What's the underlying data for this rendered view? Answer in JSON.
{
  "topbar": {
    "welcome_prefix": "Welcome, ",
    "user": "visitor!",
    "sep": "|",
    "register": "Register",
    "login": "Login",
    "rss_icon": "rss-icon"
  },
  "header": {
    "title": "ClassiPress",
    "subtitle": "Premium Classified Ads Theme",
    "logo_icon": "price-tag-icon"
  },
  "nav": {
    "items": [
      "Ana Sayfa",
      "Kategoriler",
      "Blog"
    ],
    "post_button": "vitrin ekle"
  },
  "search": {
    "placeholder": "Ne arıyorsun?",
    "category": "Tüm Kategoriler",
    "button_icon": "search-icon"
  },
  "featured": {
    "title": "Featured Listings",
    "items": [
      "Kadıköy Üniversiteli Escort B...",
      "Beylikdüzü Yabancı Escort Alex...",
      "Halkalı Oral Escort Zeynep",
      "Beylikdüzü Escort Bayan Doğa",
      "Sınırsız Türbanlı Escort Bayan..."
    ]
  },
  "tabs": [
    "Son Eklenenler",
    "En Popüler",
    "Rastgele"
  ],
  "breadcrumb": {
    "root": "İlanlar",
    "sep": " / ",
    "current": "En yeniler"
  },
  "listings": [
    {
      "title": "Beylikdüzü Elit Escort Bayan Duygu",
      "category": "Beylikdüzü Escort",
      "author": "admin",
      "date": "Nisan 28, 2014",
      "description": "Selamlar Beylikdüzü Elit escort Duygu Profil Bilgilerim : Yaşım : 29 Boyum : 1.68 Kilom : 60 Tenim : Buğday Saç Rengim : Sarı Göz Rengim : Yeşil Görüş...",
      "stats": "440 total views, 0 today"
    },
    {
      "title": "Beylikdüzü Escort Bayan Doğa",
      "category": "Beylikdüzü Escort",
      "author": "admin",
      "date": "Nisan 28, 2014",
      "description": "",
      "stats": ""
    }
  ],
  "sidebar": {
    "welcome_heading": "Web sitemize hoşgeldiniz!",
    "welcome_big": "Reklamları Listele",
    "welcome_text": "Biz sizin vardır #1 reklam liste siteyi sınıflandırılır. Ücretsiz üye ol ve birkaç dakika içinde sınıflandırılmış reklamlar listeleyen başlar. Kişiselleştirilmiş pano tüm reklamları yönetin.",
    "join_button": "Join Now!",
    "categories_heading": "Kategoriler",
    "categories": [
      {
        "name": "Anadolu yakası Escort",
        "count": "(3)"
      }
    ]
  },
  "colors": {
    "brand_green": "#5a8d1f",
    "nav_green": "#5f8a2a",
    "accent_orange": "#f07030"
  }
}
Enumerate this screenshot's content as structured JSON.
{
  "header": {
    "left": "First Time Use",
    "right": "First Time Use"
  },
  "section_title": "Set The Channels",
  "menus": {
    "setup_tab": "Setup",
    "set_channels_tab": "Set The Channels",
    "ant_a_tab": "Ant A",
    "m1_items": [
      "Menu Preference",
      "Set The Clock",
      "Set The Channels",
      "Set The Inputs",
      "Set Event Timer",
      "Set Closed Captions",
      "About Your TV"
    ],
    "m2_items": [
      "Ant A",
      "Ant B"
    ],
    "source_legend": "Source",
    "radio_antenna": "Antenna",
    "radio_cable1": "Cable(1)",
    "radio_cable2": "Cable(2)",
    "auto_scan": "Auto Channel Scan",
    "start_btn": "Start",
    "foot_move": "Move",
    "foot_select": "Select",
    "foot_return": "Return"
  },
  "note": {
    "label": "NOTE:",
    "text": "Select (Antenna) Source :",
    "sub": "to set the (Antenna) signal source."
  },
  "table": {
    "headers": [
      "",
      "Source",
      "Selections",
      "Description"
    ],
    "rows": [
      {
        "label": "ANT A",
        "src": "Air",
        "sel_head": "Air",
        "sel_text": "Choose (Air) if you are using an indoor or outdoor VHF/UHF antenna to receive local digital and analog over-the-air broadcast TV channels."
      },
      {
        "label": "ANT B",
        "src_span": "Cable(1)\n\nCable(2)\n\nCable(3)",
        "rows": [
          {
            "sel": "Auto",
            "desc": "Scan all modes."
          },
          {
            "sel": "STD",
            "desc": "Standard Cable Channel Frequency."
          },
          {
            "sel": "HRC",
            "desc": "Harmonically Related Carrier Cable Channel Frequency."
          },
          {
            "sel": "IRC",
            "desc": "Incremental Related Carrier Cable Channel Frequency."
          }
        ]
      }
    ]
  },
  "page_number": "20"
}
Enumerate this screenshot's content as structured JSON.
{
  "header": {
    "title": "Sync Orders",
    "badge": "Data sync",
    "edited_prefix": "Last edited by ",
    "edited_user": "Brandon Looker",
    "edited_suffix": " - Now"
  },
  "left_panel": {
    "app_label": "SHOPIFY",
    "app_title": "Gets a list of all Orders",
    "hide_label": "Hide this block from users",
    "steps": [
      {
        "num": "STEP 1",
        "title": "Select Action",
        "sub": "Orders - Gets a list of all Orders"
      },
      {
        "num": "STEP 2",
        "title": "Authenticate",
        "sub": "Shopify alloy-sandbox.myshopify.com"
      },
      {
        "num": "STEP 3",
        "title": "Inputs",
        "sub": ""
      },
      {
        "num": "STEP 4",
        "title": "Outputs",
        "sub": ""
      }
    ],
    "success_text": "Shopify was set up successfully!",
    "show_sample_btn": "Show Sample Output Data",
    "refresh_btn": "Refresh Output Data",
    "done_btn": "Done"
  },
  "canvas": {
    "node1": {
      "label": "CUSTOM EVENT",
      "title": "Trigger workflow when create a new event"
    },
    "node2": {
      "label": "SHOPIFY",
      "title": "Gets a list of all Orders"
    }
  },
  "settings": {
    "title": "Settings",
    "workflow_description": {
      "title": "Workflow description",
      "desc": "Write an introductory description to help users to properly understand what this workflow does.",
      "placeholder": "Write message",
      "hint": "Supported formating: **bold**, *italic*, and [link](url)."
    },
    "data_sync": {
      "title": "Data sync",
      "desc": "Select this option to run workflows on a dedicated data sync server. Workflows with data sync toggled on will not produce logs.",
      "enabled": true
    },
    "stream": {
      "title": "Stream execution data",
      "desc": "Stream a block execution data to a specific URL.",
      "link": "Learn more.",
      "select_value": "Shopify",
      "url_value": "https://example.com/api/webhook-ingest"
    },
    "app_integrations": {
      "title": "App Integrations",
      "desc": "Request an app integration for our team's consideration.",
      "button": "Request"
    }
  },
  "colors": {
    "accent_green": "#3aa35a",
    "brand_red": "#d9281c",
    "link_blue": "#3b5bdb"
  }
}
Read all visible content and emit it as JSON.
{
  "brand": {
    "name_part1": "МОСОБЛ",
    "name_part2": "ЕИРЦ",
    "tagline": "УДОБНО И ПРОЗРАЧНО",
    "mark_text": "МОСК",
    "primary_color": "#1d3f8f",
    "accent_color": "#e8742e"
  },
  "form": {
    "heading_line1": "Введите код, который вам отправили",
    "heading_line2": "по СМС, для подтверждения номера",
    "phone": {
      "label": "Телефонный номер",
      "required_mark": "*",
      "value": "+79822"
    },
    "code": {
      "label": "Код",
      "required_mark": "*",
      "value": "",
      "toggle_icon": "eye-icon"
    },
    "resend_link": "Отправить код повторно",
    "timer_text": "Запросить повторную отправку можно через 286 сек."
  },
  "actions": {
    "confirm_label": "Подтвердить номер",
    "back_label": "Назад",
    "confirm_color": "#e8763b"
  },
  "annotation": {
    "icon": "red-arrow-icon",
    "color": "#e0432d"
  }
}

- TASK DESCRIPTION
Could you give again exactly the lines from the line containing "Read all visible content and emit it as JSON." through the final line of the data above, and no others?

- FINAL ANSWER
Read all visible content and emit it as JSON.
{
  "brand": {
    "name_part1": "МОСОБЛ",
    "name_part2": "ЕИРЦ",
    "tagline": "УДОБНО И ПРОЗРАЧНО",
    "mark_text": "МОСК",
    "primary_color": "#1d3f8f",
    "accent_color": "#e8742e"
  },
  "form": {
    "heading_line1": "Введите код, который вам отправили",
    "heading_line2": "по СМС, для подтверждения номера",
    "phone": {
      "label": "Телефонный номер",
      "required_mark": "*",
      "value": "+79822"
    },
    "code": {
      "label": "Код",
      "required_mark": "*",
      "value": "",
      "toggle_icon": "eye-icon"
    },
    "resend_link": "Отправить код повторно",
    "timer_text": "Запросить повторную отправку можно через 286 сек."
  },
  "actions": {
    "confirm_label": "Подтвердить номер",
    "back_label": "Назад",
    "confirm_color": "#e8763b"
  },
  "annotation": {
    "icon": "red-arrow-icon",
    "color": "#e0432d"
  }
}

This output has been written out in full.